Records from a data source |
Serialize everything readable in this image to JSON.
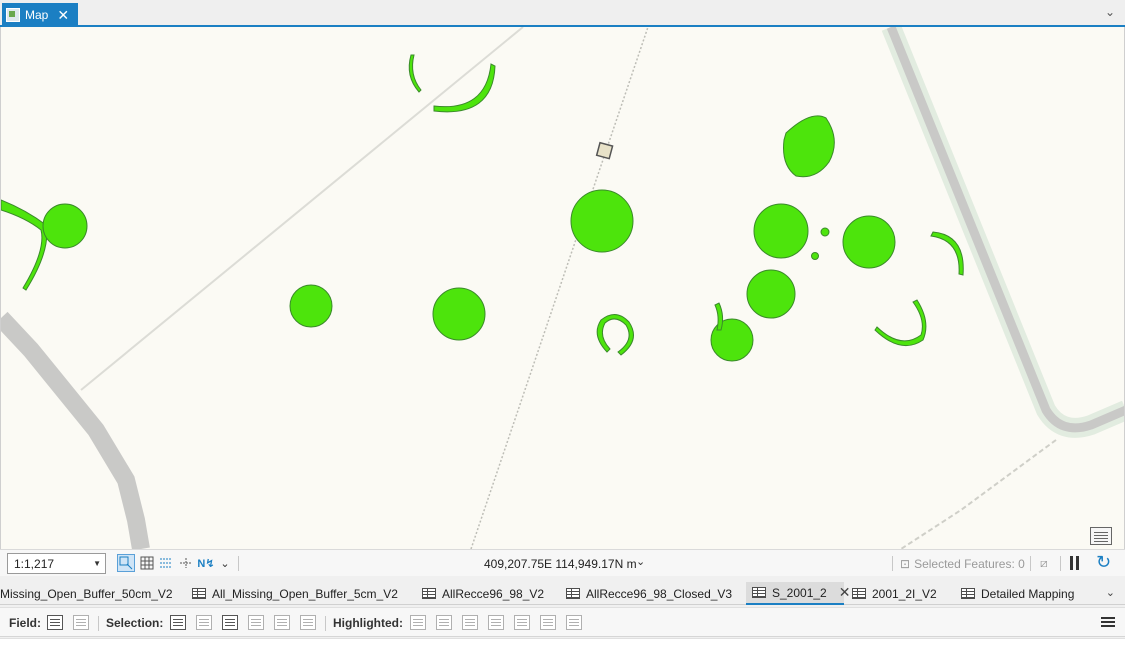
{
  "tab": {
    "label": "Map"
  },
  "map": {
    "colors": {
      "background": "#fbfaf4",
      "feature": "#4de40c",
      "feature_stroke": "#3a8a2a",
      "road": "#c9c9c7",
      "road_edge": "#e4efe0"
    }
  },
  "status": {
    "scale": "1:1,217",
    "coordinates": "409,207.75E 114,949.17N m",
    "selected_features": "Selected Features: 0"
  },
  "table_tabs": [
    {
      "label": "Missing_Open_Buffer_50cm_V2"
    },
    {
      "label": "All_Missing_Open_Buffer_5cm_V2"
    },
    {
      "label": "AllRecce96_98_V2"
    },
    {
      "label": "AllRecce96_98_Closed_V3"
    },
    {
      "label": "S_2001_2",
      "active": true
    },
    {
      "label": "2001_2I_V2"
    },
    {
      "label": "Detailed Mapping"
    }
  ],
  "attr_toolbar": {
    "field_label": "Field:",
    "selection_label": "Selection:",
    "highlighted_label": "Highlighted:"
  }
}
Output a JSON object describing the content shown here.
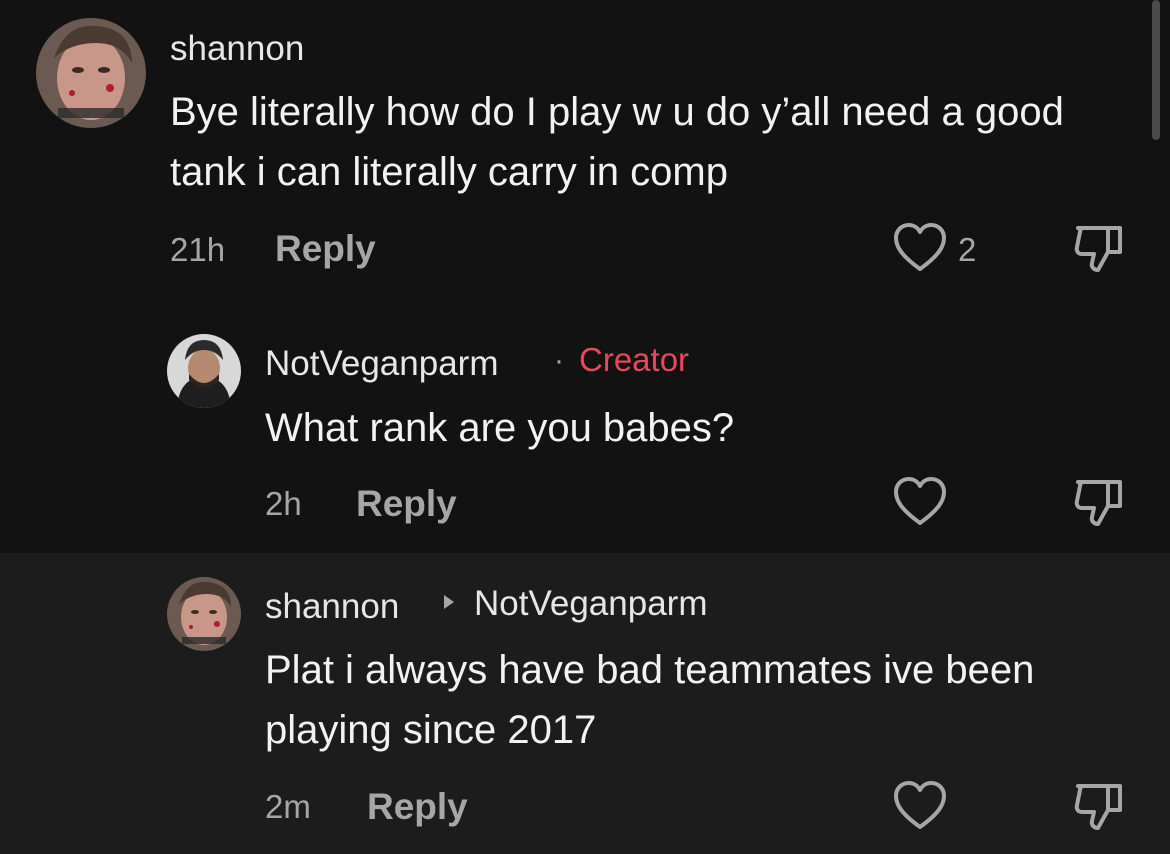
{
  "comments": [
    {
      "username": "shannon",
      "text": "Bye literally how do I play w u do y’all need a good tank i can literally carry in comp",
      "time": "21h",
      "reply_label": "Reply",
      "like_count": "2"
    },
    {
      "username": "NotVeganparm",
      "badge_separator": "·",
      "badge": "Creator",
      "text": "What rank are you babes?",
      "time": "2h",
      "reply_label": "Reply"
    },
    {
      "username": "shannon",
      "reply_to": "NotVeganparm",
      "text": "Plat i always have bad teammates ive been playing since 2017",
      "time": "2m",
      "reply_label": "Reply"
    }
  ],
  "colors": {
    "background": "#121212",
    "highlight_background": "#1c1c1c",
    "creator_badge": "#e8475e",
    "secondary_text": "#a6a6a6"
  },
  "icons": [
    "heart-icon",
    "thumbs-down-icon",
    "reply-arrow-icon"
  ]
}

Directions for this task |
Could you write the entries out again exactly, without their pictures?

Task response |
Serialize everything readable in this image to JSON.
{
  "tab": {
    "label": "Map"
  },
  "map": {
    "colors": {
      "background": "#fbfaf4",
      "feature": "#4de40c",
      "feature_stroke": "#3a8a2a",
      "road": "#c9c9c7",
      "road_edge": "#e4efe0"
    }
  },
  "status": {
    "scale": "1:1,217",
    "coordinates": "409,207.75E 114,949.17N m",
    "selected_features": "Selected Features: 0"
  },
  "table_tabs": [
    {
      "label": "Missing_Open_Buffer_50cm_V2"
    },
    {
      "label": "All_Missing_Open_Buffer_5cm_V2"
    },
    {
      "label": "AllRecce96_98_V2"
    },
    {
      "label": "AllRecce96_98_Closed_V3"
    },
    {
      "label": "S_2001_2",
      "active": true
    },
    {
      "label": "2001_2I_V2"
    },
    {
      "label": "Detailed Mapping"
    }
  ],
  "attr_toolbar": {
    "field_label": "Field:",
    "selection_label": "Selection:",
    "highlighted_label": "Highlighted:"
  }
}
Output a JSON object describing the content shown here.
{
  "comments": [
    {
      "username": "shannon",
      "text": "Bye literally how do I play w u do y’all need a good tank i can literally carry in comp",
      "time": "21h",
      "reply_label": "Reply",
      "like_count": "2"
    },
    {
      "username": "NotVeganparm",
      "badge_separator": "·",
      "badge": "Creator",
      "text": "What rank are you babes?",
      "time": "2h",
      "reply_label": "Reply"
    },
    {
      "username": "shannon",
      "reply_to": "NotVeganparm",
      "text": "Plat i always have bad teammates ive been playing since 2017",
      "time": "2m",
      "reply_label": "Reply"
    }
  ],
  "colors": {
    "background": "#121212",
    "highlight_background": "#1c1c1c",
    "creator_badge": "#e8475e",
    "secondary_text": "#a6a6a6"
  },
  "icons": [
    "heart-icon",
    "thumbs-down-icon",
    "reply-arrow-icon"
  ]
}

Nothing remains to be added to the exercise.